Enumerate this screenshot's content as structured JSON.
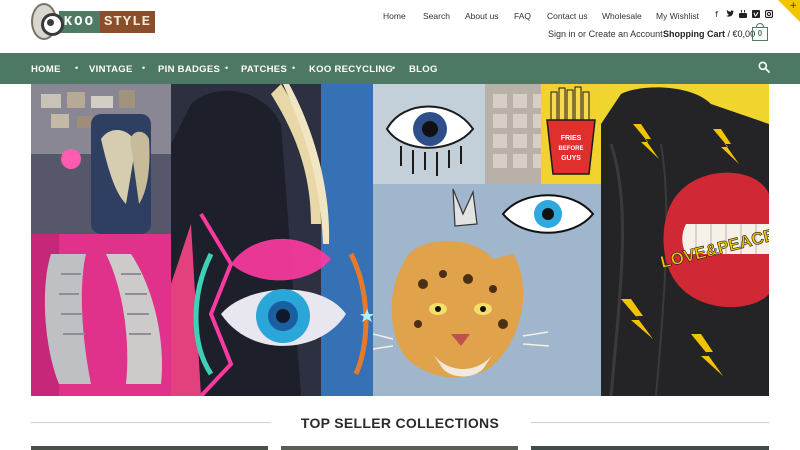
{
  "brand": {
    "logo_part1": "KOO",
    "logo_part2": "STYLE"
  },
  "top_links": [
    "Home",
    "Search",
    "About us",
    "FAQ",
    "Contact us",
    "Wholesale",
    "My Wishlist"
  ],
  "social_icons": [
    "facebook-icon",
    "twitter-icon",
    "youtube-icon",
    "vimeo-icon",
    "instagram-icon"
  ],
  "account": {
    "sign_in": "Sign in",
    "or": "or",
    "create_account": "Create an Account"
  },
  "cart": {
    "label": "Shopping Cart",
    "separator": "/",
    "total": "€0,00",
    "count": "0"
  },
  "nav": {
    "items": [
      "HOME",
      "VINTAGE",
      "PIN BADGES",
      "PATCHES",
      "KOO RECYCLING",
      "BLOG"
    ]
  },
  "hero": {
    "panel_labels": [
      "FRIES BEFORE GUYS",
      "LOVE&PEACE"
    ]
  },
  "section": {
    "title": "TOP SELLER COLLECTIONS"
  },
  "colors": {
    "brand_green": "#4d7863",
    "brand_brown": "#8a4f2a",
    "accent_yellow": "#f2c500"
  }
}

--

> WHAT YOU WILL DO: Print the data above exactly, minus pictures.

> RESULT OF THE TASK:
Enumerate this screenshot's content as structured JSON.
{
  "brand": {
    "logo_part1": "KOO",
    "logo_part2": "STYLE"
  },
  "top_links": [
    "Home",
    "Search",
    "About us",
    "FAQ",
    "Contact us",
    "Wholesale",
    "My Wishlist"
  ],
  "social_icons": [
    "facebook-icon",
    "twitter-icon",
    "youtube-icon",
    "vimeo-icon",
    "instagram-icon"
  ],
  "account": {
    "sign_in": "Sign in",
    "or": "or",
    "create_account": "Create an Account"
  },
  "cart": {
    "label": "Shopping Cart",
    "separator": "/",
    "total": "€0,00",
    "count": "0"
  },
  "nav": {
    "items": [
      "HOME",
      "VINTAGE",
      "PIN BADGES",
      "PATCHES",
      "KOO RECYCLING",
      "BLOG"
    ]
  },
  "hero": {
    "panel_labels": [
      "FRIES BEFORE GUYS",
      "LOVE&PEACE"
    ]
  },
  "section": {
    "title": "TOP SELLER COLLECTIONS"
  },
  "colors": {
    "brand_green": "#4d7863",
    "brand_brown": "#8a4f2a",
    "accent_yellow": "#f2c500"
  }
}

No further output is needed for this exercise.